The old guard’s response was fairly predictable, and the story has the stunningly vague “It just seems so fundamental to journalism to be there” comment from Rob Gunnison of the UC Berkeley Graduate School of Journalism. Pretty on par with the I-know-it-when-I-see-it test of obscenity and There-are-known-knowns test for figuring out what’s going on in Iraq.

Don’t get me wrong, there is something unique about being the on-the-spot witness of events we cover, I’m just not sure it qualifies as “better” all of the time. How many dull city council stories have been filed by people who were actually there? They litter the birdcages of American households. More to the point, how many times has a reporter covered a meeting and been up against a filing deadline that left them to do little more than cover the comments said during the proceedings. It happens all the time. I know it happened to me a few times.

But what about the flavor of being there, observing the audience? Here’s another scenario, something highlighted with some hilarity in a recent Daily show bit on the Republican debate last week. At big events, reporters often are shuttled to an adjoining room, forced to watch it on television, and then subjected to the spin in personal interviews afterward (if they can get one at all). On a much less serious topic, sports reporters have been forced to do this for years at major sporting events where press credential demand exceeds the space available in the press box. And so reporters depend on the television and quote runners to get what they need to construct a story. So what good is it to be there at that point?

Like I said, this is not to knock journalism based on empirical observation. Covering it from a far, with India being an extreme example, is just a different way of doing it. At the very least, though, we need to get over ourselves if we think that even in the bastions of journalism the “I was there” standard of reporting is practiced all the time.

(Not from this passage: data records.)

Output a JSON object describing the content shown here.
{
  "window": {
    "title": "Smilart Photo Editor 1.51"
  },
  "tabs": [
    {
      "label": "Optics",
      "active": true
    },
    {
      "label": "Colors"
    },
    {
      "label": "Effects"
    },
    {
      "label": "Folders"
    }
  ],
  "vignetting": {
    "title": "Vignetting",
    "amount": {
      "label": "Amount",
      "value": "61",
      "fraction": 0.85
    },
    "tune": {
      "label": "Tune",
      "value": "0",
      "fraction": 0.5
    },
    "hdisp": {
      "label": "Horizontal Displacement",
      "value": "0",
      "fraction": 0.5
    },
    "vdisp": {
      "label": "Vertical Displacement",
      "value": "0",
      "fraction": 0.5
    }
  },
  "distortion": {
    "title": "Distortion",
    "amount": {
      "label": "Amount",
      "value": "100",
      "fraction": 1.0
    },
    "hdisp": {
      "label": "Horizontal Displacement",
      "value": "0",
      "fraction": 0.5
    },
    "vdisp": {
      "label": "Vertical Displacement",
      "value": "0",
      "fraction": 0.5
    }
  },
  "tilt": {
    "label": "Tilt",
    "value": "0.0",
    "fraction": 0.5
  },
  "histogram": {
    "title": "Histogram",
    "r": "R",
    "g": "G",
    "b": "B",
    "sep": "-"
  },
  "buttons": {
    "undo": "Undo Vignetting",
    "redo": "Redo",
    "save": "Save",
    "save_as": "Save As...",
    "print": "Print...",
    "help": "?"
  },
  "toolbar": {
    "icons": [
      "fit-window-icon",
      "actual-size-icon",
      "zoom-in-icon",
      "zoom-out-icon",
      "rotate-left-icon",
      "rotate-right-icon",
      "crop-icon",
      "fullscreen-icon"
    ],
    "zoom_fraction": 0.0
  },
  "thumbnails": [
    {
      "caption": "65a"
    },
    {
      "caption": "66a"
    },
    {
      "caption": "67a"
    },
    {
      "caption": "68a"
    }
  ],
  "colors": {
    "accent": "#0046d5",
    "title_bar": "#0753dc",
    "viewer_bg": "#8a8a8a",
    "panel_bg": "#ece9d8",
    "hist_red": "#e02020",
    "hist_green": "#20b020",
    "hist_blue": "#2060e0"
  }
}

May 14, 2007 Posted by | Jeremy Littau | 1 Comment

iReport and the ‘Field of Dreams’

Those of us working on MyMissourian like to talk about the ‘Field of Dreams’ concept that seems to plague startup Web offerings in particular.Jeremy Littau

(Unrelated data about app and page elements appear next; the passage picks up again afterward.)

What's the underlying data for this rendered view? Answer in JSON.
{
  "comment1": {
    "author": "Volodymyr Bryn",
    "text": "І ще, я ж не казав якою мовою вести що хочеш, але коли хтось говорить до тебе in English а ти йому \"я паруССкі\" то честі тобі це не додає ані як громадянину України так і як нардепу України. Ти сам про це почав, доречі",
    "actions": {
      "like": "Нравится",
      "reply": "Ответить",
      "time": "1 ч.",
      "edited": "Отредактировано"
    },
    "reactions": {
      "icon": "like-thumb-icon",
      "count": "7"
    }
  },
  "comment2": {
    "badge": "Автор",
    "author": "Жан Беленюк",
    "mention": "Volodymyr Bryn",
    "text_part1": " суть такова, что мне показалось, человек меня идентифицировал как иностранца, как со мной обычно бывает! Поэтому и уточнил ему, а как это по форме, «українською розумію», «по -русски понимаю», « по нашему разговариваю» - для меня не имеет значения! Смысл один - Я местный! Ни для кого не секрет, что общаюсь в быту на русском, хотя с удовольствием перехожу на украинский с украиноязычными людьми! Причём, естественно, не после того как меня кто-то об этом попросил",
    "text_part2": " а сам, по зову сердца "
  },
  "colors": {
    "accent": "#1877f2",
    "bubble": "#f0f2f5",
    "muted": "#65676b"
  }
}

“If we build it, they will come.”

It sounds so simple that it must be true, except that it’s not. One of the biggest lessons we learned in the early stages with MyMo is you have to promote your new site. A lot.

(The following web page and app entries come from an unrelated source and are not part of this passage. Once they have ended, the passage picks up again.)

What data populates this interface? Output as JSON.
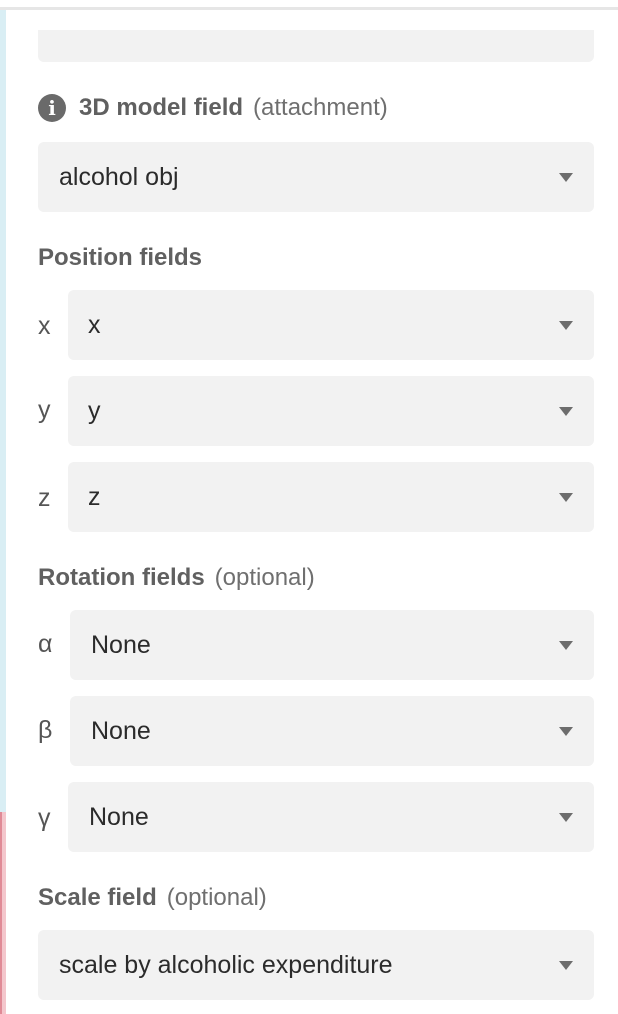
{
  "model_field": {
    "label": "3D model field",
    "hint": "(attachment)",
    "value": "alcohol obj"
  },
  "position": {
    "title": "Position fields",
    "fields": [
      {
        "axis": "x",
        "value": "x"
      },
      {
        "axis": "y",
        "value": "y"
      },
      {
        "axis": "z",
        "value": "z"
      }
    ]
  },
  "rotation": {
    "title": "Rotation fields",
    "hint": "(optional)",
    "fields": [
      {
        "axis": "α",
        "value": "None"
      },
      {
        "axis": "β",
        "value": "None"
      },
      {
        "axis": "γ",
        "value": "None"
      }
    ]
  },
  "scale": {
    "title": "Scale field",
    "hint": "(optional)",
    "value": "scale by alcoholic expenditure"
  },
  "icons": {
    "info": "i",
    "info_name": "info-icon",
    "caret_name": "chevron-down-icon"
  },
  "colors": {
    "select_bg": "#f2f2f2",
    "label_text": "#5f5f5f",
    "left_accent_top": "#d9eef4",
    "left_accent_bottom": "#f4c6cc"
  }
}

The reason I am thinking about this now is because I’ve spent a lot of time today looking over some of the participatory journalism offerings on the Web related to the Kansas tornado outbreak. CNN, in particular, caught my eye with their iReport call for submissions right below a story about how 95% of Greensburg, KS is gone after a huge tornado:

“Were you near the storms? E-mail us”

Most of the homes and businesses in Greensburg were destroyed, so I doubt they have either the electricity or the Internet connection (not to mention the wherewithal) at the moment. And those from a few miles away are gearing up for another round today, doubt they’ll make the trip to be an iReporter.

What makes participatory media different is we can share different voices through it, but it seems that the more local to the big news (say, Greensburg), the better. If this had happened in Columbia, our system would be to go out and find people to submit, not post a note on the site and hope the content comes in.

In traditional media such as newspapers or television, we tend to think the big guys, the national guys like the NYT or Washington Post, have the advantage. They have the resources and the manpower, and they can cover news in far-flung places when stuff matters.

But in a medium where the people are being depended on to tell the news, not just be a source, the hyperlocal journalist has all the advantage over the national players. They can find people in the community, people on the ground who can tell the story. It is examples like Greensburg that make me wonder whether national citizen journalism will ever get the kind of traction it needs to flourish. Our experience here is that human relationships, face-to-face contact, not only increases the likelihood of someone submitting but also the quality of those submissions.

The first outcome is great, the second one is absolutely core to what we’re trying to do.

May 5, 2007 Posted by | Jeremy Littau | Leave a comment